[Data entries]
· · · · ·

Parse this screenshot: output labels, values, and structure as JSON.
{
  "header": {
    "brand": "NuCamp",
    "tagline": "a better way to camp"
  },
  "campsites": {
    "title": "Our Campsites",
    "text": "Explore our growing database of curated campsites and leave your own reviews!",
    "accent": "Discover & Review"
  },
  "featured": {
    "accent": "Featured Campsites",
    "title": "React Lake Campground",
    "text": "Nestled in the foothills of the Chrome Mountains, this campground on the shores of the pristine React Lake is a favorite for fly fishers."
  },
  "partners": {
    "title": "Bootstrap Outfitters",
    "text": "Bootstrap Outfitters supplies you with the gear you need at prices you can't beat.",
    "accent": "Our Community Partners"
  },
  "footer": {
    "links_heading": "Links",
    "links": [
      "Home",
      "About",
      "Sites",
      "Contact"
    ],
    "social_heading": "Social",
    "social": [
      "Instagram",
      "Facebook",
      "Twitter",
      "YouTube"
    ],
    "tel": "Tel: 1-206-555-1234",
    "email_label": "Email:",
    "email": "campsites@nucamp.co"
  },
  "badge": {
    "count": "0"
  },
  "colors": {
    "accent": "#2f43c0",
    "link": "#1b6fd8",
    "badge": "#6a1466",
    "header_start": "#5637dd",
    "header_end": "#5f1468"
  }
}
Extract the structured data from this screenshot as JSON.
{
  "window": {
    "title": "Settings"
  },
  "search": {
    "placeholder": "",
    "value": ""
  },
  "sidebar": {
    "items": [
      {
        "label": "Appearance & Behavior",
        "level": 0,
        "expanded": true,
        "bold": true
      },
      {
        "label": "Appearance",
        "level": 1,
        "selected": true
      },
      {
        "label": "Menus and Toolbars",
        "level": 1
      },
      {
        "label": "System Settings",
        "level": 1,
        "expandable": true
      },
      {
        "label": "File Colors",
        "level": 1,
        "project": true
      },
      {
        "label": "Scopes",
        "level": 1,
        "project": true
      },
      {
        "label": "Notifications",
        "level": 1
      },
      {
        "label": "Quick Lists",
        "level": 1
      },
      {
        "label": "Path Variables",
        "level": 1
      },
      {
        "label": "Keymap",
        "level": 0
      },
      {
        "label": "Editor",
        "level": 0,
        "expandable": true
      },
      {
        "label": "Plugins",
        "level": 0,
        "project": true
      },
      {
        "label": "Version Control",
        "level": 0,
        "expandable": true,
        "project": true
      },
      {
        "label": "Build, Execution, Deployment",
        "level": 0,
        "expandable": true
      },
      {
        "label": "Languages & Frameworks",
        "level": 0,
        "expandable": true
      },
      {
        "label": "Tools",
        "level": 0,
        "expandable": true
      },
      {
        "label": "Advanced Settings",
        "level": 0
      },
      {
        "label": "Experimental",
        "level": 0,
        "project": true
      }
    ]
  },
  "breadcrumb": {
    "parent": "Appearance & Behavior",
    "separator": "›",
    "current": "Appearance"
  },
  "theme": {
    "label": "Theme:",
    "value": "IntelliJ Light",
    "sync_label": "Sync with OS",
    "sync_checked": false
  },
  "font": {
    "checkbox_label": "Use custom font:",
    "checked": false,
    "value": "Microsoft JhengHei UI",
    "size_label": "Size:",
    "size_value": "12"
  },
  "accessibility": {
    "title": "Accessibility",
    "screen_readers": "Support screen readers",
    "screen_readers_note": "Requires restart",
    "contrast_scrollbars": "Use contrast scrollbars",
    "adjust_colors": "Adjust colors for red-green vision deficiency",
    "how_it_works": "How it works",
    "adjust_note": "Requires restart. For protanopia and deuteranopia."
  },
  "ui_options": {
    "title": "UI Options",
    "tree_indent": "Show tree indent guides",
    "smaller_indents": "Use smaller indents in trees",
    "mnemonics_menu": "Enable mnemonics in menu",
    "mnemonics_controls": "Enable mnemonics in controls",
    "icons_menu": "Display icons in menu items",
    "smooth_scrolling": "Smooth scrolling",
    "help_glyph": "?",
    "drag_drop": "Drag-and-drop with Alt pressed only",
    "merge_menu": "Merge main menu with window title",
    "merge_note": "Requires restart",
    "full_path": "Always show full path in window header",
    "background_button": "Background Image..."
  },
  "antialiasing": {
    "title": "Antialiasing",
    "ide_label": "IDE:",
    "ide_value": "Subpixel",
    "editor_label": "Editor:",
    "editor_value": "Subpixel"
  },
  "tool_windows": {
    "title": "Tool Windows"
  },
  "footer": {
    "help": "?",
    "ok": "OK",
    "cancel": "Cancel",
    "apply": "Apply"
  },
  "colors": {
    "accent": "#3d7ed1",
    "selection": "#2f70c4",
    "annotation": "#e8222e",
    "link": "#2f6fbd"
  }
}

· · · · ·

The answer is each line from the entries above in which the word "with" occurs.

    "text": "Bootstrap Outfitters supplies you with the gear you need at prices you can't beat.",
    "sync_label": "Sync with OS",
    "drag_drop": "Drag-and-drop with Alt pressed only",
    "merge_menu": "Merge main menu with window title",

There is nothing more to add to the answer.